But U Cain’t Use My Phone sometimes exists in this offbeat emotional state that can be jarring for its listeners. On her cover of “U Don’t Have to Call,” Badu strips away the fiery passion of Usher’s performance. She replaces it with kitschy, soulless synths that are evocative of Wii music. Maybe the soulless quality is the point — part of the mixtape’s dystopian vision. Despite this novelty, the song isn’t very much fun on its own.
The mixtape ends with its most exhilarating track, “Hello,” which is a cathartic burst of human emotion after the album’s exploration of digital alienation. The song features a freewheeling verse by Badu’s former lover, the iconic Andre 3000 of OutKast. (Fun fact: “Ms. Jackson” is actually about Badu’s mom) Paired together, Andre 3000 and Badu have a beautiful intimacy on the track, which has so many intricate layers of regret, longing and remembrance.
On “Hello,” Badu sings, “Hello, it’s me.” It’s the first line of Adele’s blockbuster hit, “Hello,” another 2015 song about cell phones.

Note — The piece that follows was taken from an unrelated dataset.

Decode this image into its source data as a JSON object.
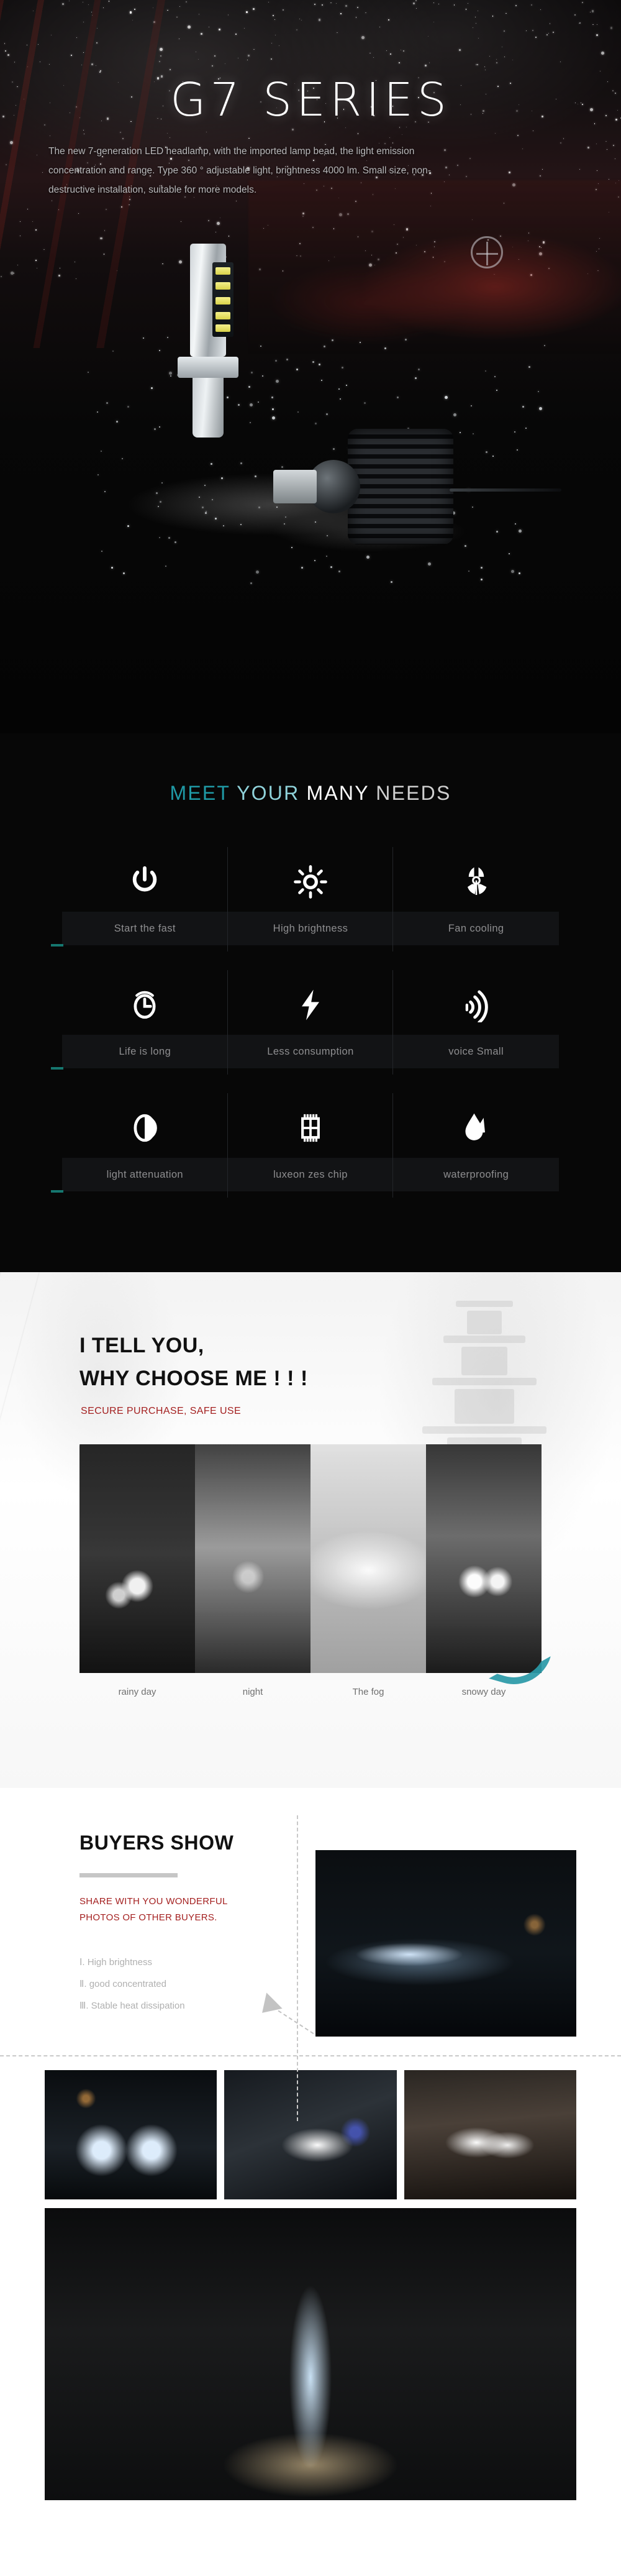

But Badu is drawing from a song originally recorded by Todd Rundgren in 1972. Is the reference to Adele intentional? Was Adele’s “Hello” even released while Badu was in the recording studio? Badu draws so little attention to the line, which is buried deep in the middle of the song. The echoes between Badu and Adele altogether seem to be an uncanny coincidence.
But U Cain’t Use My Phone has such a wide range of sonic adventures and poignant meditations that will mesmerize any first-time listeners of the album. But the mixtape will most likely demand countless revisits because it is so deeply shrouded in riddles — the coincidences on “Hello,” the mystery of ItsRoutine — which seem pulled out of Badu’s mystic, otherworldly dimension.
On “Phone Down,” Badu repeats the refrain, “I can make you put your phone down.” She’s right. You’re going to have to put your phone down for this mixtape — if not for the sheer thrill of her music, then for the endless puzzles that will jolt you out of your digital world.